I wonder if the OMGs set the bar too impossibly high for the main dishes to adequately compete. I ordered the butternut squash risotto cakes with bacon and baby greens salad. They were good. Great, even. But I couldn’t help but feel a bit let down after the unexpected mastery of the doughnuts and beignets. The risotto was technically perfect. Moist, sticky risotto blended with perfectly creamy butternut squash was shaped into cakes, breaded, and deep fried. I actually love wholesome fats, so I didn’t shy away from the fried risotto, but I did feel that the fried texture and grease overpowered the delicate taste of butternut squash. The risotto ended up tasting just a tad…bland. The bacon and greens tossed with a perfectly balanced vinaigrette and gorgonzola cheese helped add some flavor to the composition, but I couldn’t help comparing the entire dish to my incomparable first love (the beignets).
Big Friend went for the most masculine dish on the menu: the egg hoagie. I’d like to think that the sandwich has something in common with the croque madames of a stately Parisian brunch, but when it comes right down to it, I suppose the egg hoagie is E2‘s brunch twist on a more yinzer classic: a Primanti’s sandwich. In either case, the fried eggs appear on slabs of fresh, crusty rolls with capicola, salami, ham, & provolone. A side of potatoes completes the picture. I think I had a bite of the hoagie. I do know that I looked once, and there it was on Big Friend’s plate. I looked twice and it was gone. No complaints from his stomach–the egg hoagie was a winner.

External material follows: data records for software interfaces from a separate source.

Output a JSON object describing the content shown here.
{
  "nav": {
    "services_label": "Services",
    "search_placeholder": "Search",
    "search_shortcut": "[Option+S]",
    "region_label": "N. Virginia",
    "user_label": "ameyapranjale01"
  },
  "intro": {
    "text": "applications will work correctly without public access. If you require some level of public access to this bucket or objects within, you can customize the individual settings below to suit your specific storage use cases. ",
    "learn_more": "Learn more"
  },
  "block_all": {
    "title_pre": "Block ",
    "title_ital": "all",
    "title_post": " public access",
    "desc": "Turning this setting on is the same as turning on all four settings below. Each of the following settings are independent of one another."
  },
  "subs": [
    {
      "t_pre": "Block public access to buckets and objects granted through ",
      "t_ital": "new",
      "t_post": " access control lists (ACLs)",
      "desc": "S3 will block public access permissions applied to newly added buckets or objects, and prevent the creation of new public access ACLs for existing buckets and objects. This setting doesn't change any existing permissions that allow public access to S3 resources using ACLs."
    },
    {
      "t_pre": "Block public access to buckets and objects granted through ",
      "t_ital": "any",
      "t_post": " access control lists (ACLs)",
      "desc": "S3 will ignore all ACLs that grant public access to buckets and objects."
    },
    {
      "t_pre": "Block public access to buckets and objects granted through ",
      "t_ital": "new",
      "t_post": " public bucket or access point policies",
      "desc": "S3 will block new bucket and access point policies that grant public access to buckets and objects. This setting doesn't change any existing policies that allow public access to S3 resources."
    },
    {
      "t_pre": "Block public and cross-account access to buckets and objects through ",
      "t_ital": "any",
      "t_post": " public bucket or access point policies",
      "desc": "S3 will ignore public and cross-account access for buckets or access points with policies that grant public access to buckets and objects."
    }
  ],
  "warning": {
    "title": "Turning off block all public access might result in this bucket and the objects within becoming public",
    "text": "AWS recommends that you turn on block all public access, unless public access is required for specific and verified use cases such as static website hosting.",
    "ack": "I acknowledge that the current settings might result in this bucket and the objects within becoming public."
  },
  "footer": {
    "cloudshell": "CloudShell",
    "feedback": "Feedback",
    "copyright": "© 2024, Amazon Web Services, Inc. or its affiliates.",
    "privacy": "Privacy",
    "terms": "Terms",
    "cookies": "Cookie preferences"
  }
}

Food Grade: A
ATMOSPHERE: E2 has a tasteful, casual feel. A hip, café vibe pervades the simple decor and is completed by the clientele: hipsters and baby boomers dined elbow to elbow. Located on Bryant Street, an unassuming treasure trove of teeny restaurants, bakeries, and convenience stores, E2 evokes a neighborly, relaxed invitation to while away the weekend morning hours. While Little Friend alternately colored (aka threw her colored pencils on floor, table, and chair for effect) and charmed our neighbors with her smiles, stares, and bounces, I felt that delicious sense of belonging: not worrying about the errand list or the hour hand ticking around the clock. I was happy to sit, think, munch, and sip the endless cup of coffee that was refilled with the frequency of a great diner. In short, E2 serves up the ideal brunch atmosphere.
Atmosphere Grade: A
MIMOSA: Uh-oh. E2 earns straight As all the way across the gradebook. Then comes my pesty little criteria for the perfect brunch: a mimosa. Not on the menu at E2. However, rather than have any mark tarnishing an excellent brunch experience at E2, I’m going to relax my snobby expectations just a bit, just this once. Let’s put it this way, if you distract me with an E2 beignet, I’ll not give another thought to a mimosa.
E2, located on Bryant Street in Highland Park, dishes up a thoughtfully-designed, perfectly-executed, and bewitchingly-delicious brunch. An antidote to the rushed state of life these days, E2‘s brunch invites relaxation and contemplation. It’s a weekend date to savor . E2 also serves lunch and dinner on Tuesdays through Saturdays.